This tool hides the data that's not relevant using technology. This helps in reducing unconscious bias and highlights data that is relevant to assess the performance of the candidate. Blendoor captures candidate data from your existing applicant tracking systems or online job boards. Candidate profiles are then ‘blendorized’ - displayed without name, photo, or dates to mitigate unconscious bias.
With GapJumpers you create blind auditions to test candidates work readiness. They help employers eliminate bias in the hiring process by screening applicants using blind auditions rather than a résumé or application.
Not a perfect science
Apart from all these advantages, this technique too is not without its flaws. For instance, a candidate’s personal information can only be hidden during the initial screening stage. When you apply a blind hiring principle to resume screening, you may get a more diverse pool of first-round interviewees; however, during subsequent interview stages, there is no way to mask a candidate’s name, gender or ethnicity. Hence, employers will subsequently be faced with the same hiring diversity challenges.
Another challenge is related to culture fit versus culture add. A homogeneous culture subconsciously discourages diversity. In spite of hiding the personal information under the blind hiring method, hiring managers will prefer to hire employees who share the company’s philosophy and who will work well with their fellow coworkers. In their quest to find candidates who share similar attitudes, beliefs, and experiences, the process can get diluted.

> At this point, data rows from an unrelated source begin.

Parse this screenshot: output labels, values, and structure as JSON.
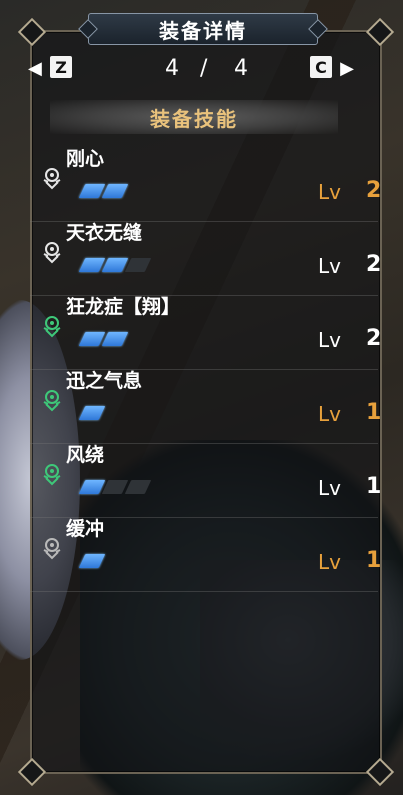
{
  "window": {
    "title": "装备详情"
  },
  "pager": {
    "left_key": "Z",
    "right_key": "C",
    "current": "4",
    "separator": "/",
    "total": "4"
  },
  "section": {
    "title": "装备技能"
  },
  "colors": {
    "accent_gold": "#e8a13c",
    "bar_blue": "#3d8ae6",
    "icon_white": "#e6e6e6",
    "icon_green": "#3ec879"
  },
  "skills": [
    {
      "name": "刚心",
      "icon": "white-skill-icon",
      "bars_on": 2,
      "bars_total": 2,
      "lv_label": "Lv",
      "level": "2",
      "highlight": true
    },
    {
      "name": "天衣无缝",
      "icon": "white-skill-icon",
      "bars_on": 2,
      "bars_total": 3,
      "lv_label": "Lv",
      "level": "2",
      "highlight": false
    },
    {
      "name": "狂龙症【翔】",
      "icon": "green-skill-icon",
      "bars_on": 2,
      "bars_total": 2,
      "lv_label": "Lv",
      "level": "2",
      "highlight": false
    },
    {
      "name": "迅之气息",
      "icon": "green-skill-icon",
      "bars_on": 1,
      "bars_total": 1,
      "lv_label": "Lv",
      "level": "1",
      "highlight": true
    },
    {
      "name": "风绕",
      "icon": "green-skill-icon",
      "bars_on": 1,
      "bars_total": 3,
      "lv_label": "Lv",
      "level": "1",
      "highlight": false
    },
    {
      "name": "缓冲",
      "icon": "gray-skill-icon",
      "bars_on": 1,
      "bars_total": 1,
      "lv_label": "Lv",
      "level": "1",
      "highlight": true
    }
  ]
}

Hence, employers should exercise caution when planning to use blind hiring technique.
I leave my readers with these two question that if an industry like the music industry, can implement blind auditions successfully, why can’t our organizations use it? How can we evolve the concept of blind audition scientifically so that you can reduce the little flaws and yield maximum benefit from such unconventional method of hiring the right talent?
Image Source: Quartz at Work